Even pop culture is getting into the act.  A new song, "We No Speak Americano" has quickly become a favorite in the United States.  There are a few spots remaining for tomorrow’s program.  Don’t miss out.  

After a brief hiatus, our free monthly webinar series is back.  On November 3, 2010 (from 12-1 p.m. EDT), my colleagues Jonathan Orleans and Tiffany Kouri will address two hot topics in employment law:

  1. State and federal authorities are focusing attention on the distinction between employees and independent contractors. Misclassification can expose employers to liability for employee benefits, tax penalties and even criminal prosecution. Tiffany and Jon will provide some practical clues to employers to avoid these issues.
  2. Recent court decisions have addressed, if not entirely clarified, the question of when bonuses count as wages. Mistakes made in the treatment of bonuses can expose employers to liability for liquidated damages and attorney fees.  Jon and Tiffany will address how employers can set up their bonus programs without creating unnecessary legal risks.

Registration is free and you can sign up here. 

Following this program, we will have our next webinar on Wednesday November 17th. Look for details on that program soon. 

Our webinar on employee misclassification and FLSA exemptions is set for noon today. There’s still time to register for this free webinar here (we hope to post the webinar audio later today). 

If you can’t make it (or even if you can), the following is a link to the webinar materials. In the webinar, we will not be going over these in all their detail but we thought you might find it useful as a resource.

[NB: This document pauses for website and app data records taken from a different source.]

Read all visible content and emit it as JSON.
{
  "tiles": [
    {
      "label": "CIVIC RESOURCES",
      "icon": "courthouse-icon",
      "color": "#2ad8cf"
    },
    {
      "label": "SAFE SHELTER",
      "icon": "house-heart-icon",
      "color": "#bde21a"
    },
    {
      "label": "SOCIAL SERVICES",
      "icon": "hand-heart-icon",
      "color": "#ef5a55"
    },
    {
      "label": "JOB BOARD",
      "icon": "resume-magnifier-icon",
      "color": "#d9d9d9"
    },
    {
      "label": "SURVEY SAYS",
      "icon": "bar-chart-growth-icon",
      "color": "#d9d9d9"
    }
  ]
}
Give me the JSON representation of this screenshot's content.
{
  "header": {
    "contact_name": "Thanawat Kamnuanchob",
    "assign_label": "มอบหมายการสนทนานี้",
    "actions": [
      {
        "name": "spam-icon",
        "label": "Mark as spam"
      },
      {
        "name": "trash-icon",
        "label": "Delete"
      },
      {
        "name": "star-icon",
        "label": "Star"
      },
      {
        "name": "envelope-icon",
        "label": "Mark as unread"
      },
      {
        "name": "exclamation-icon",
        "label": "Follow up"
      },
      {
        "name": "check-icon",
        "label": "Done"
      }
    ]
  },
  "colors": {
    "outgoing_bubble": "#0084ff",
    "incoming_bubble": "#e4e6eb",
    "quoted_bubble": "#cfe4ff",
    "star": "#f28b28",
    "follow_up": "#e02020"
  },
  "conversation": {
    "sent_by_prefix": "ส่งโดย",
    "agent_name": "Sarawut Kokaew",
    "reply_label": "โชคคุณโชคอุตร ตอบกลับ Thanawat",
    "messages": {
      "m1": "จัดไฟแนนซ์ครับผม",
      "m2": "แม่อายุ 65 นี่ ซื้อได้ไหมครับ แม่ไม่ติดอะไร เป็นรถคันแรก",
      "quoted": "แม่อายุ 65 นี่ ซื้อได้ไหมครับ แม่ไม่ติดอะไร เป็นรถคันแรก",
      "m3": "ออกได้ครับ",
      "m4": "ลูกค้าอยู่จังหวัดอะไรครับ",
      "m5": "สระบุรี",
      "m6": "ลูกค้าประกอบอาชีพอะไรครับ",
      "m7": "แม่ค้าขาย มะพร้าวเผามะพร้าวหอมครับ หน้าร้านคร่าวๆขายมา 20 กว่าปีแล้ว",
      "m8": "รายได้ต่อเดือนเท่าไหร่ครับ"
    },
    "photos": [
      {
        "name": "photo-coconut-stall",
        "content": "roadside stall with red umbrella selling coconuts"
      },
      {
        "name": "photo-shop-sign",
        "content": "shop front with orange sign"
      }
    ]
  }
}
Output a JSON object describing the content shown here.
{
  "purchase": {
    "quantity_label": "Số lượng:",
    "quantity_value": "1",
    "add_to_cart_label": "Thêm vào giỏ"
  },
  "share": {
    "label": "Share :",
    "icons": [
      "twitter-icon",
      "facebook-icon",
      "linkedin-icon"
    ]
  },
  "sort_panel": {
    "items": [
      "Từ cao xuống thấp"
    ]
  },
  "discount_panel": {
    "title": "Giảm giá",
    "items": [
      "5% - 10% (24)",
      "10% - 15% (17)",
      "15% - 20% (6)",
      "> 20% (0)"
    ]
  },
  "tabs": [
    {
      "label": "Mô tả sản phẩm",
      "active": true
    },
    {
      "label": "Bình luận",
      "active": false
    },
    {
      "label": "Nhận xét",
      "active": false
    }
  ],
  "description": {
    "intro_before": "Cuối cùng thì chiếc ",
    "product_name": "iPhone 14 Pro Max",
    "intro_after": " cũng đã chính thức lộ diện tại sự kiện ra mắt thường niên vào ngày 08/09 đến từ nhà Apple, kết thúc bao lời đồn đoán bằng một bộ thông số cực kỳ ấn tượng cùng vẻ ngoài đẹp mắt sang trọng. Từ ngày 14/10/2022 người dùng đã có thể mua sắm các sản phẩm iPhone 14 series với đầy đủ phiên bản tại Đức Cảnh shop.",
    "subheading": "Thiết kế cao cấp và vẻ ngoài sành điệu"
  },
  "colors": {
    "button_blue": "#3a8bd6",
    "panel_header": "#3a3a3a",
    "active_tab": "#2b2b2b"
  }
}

My thanks to my colleague Joshua Hawks-Ladds who is the main presenter of this webinar and has put the materials together.